─── Source data

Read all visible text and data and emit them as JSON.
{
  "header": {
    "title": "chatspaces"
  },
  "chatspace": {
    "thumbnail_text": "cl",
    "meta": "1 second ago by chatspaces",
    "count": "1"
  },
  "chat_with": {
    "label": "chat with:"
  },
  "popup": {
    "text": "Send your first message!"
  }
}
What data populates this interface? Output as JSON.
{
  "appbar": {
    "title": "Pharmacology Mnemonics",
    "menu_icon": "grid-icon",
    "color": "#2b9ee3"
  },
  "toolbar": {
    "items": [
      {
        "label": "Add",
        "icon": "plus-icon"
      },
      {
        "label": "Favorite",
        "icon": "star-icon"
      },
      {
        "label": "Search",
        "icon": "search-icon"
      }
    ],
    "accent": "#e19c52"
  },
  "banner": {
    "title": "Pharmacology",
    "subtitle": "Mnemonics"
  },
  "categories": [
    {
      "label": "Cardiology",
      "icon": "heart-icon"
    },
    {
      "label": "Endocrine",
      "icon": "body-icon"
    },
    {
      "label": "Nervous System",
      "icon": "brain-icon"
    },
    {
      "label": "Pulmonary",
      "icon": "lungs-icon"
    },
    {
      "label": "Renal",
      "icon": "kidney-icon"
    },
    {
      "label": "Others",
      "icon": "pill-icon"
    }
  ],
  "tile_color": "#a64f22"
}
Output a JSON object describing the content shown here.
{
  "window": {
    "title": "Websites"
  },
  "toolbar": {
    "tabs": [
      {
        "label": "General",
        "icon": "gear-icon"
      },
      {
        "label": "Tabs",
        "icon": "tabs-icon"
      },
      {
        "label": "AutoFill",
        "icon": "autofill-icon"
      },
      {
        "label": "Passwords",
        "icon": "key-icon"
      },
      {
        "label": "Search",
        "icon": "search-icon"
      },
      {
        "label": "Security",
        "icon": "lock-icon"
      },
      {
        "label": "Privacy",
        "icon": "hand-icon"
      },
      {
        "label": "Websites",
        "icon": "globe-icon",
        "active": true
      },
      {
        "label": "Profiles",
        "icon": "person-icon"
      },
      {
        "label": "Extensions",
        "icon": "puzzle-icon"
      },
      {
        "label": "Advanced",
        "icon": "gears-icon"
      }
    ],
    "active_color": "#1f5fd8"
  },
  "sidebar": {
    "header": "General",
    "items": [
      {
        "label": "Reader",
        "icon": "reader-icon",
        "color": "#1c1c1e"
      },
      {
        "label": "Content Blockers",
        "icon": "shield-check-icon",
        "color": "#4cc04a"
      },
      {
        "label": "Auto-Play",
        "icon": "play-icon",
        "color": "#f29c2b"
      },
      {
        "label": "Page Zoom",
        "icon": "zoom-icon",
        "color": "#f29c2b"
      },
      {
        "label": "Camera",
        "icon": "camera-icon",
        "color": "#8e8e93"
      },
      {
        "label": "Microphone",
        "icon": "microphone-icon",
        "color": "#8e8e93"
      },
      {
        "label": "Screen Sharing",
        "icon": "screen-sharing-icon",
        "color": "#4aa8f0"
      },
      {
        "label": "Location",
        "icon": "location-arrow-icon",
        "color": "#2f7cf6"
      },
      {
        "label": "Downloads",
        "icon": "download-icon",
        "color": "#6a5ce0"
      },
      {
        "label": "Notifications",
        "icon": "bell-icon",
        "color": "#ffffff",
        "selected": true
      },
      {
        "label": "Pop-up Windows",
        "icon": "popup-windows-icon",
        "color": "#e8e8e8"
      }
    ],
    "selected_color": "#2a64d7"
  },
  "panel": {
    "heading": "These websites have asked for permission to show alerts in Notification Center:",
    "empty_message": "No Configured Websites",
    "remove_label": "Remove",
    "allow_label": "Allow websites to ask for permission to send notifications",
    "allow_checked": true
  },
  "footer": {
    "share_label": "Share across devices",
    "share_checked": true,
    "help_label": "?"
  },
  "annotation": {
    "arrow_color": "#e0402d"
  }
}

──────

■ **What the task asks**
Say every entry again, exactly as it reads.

■ **Solution to the problem**
Read all visible text and data and emit them as JSON.
{
  "header": {
    "title": "chatspaces"
  },
  "chatspace": {
    "thumbnail_text": "cl",
    "meta": "1 second ago by chatspaces",
    "count": "1"
  },
  "chat_with": {
    "label": "chat with:"
  },
  "popup": {
    "text": "Send your first message!"
  }
}
What data populates this interface? Output as JSON.
{
  "appbar": {
    "title": "Pharmacology Mnemonics",
    "menu_icon": "grid-icon",
    "color": "#2b9ee3"
  },
  "toolbar": {
    "items": [
      {
        "label": "Add",
        "icon": "plus-icon"
      },
      {
        "label": "Favorite",
        "icon": "star-icon"
      },
      {
        "label": "Search",
        "icon": "search-icon"
      }
    ],
    "accent": "#e19c52"
  },
  "banner": {
    "title": "Pharmacology",
    "subtitle": "Mnemonics"
  },
  "categories": [
    {
      "label": "Cardiology",
      "icon": "heart-icon"
    },
    {
      "label": "Endocrine",
      "icon": "body-icon"
    },
    {
      "label": "Nervous System",
      "icon": "brain-icon"
    },
    {
      "label": "Pulmonary",
      "icon": "lungs-icon"
    },
    {
      "label": "Renal",
      "icon": "kidney-icon"
    },
    {
      "label": "Others",
      "icon": "pill-icon"
    }
  ],
  "tile_color": "#a64f22"
}
Output a JSON object describing the content shown here.
{
  "window": {
    "title": "Websites"
  },
  "toolbar": {
    "tabs": [
      {
        "label": "General",
        "icon": "gear-icon"
      },
      {
        "label": "Tabs",
        "icon": "tabs-icon"
      },
      {
        "label": "AutoFill",
        "icon": "autofill-icon"
      },
      {
        "label": "Passwords",
        "icon": "key-icon"
      },
      {
        "label": "Search",
        "icon": "search-icon"
      },
      {
        "label": "Security",
        "icon": "lock-icon"
      },
      {
        "label": "Privacy",
        "icon": "hand-icon"
      },
      {
        "label": "Websites",
        "icon": "globe-icon",
        "active": true
      },
      {
        "label": "Profiles",
        "icon": "person-icon"
      },
      {
        "label": "Extensions",
        "icon": "puzzle-icon"
      },
      {
        "label": "Advanced",
        "icon": "gears-icon"
      }
    ],
    "active_color": "#1f5fd8"
  },
  "sidebar": {
    "header": "General",
    "items": [
      {
        "label": "Reader",
        "icon": "reader-icon",
        "color": "#1c1c1e"
      },
      {
        "label": "Content Blockers",
        "icon": "shield-check-icon",
        "color": "#4cc04a"
      },
      {
        "label": "Auto-Play",
        "icon": "play-icon",
        "color": "#f29c2b"
      },
      {
        "label": "Page Zoom",
        "icon": "zoom-icon",
        "color": "#f29c2b"
      },
      {
        "label": "Camera",
        "icon": "camera-icon",
        "color": "#8e8e93"
      },
      {
        "label": "Microphone",
        "icon": "microphone-icon",
        "color": "#8e8e93"
      },
      {
        "label": "Screen Sharing",
        "icon": "screen-sharing-icon",
        "color": "#4aa8f0"
      },
      {
        "label": "Location",
        "icon": "location-arrow-icon",
        "color": "#2f7cf6"
      },
      {
        "label": "Downloads",
        "icon": "download-icon",
        "color": "#6a5ce0"
      },
      {
        "label": "Notifications",
        "icon": "bell-icon",
        "color": "#ffffff",
        "selected": true
      },
      {
        "label": "Pop-up Windows",
        "icon": "popup-windows-icon",
        "color": "#e8e8e8"
      }
    ],
    "selected_color": "#2a64d7"
  },
  "panel": {
    "heading": "These websites have asked for permission to show alerts in Notification Center:",
    "empty_message": "No Configured Websites",
    "remove_label": "Remove",
    "allow_label": "Allow websites to ask for permission to send notifications",
    "allow_checked": true
  },
  "footer": {
    "share_label": "Share across devices",
    "share_checked": true,
    "help_label": "?"
  },
  "annotation": {
    "arrow_color": "#e0402d"
  }
}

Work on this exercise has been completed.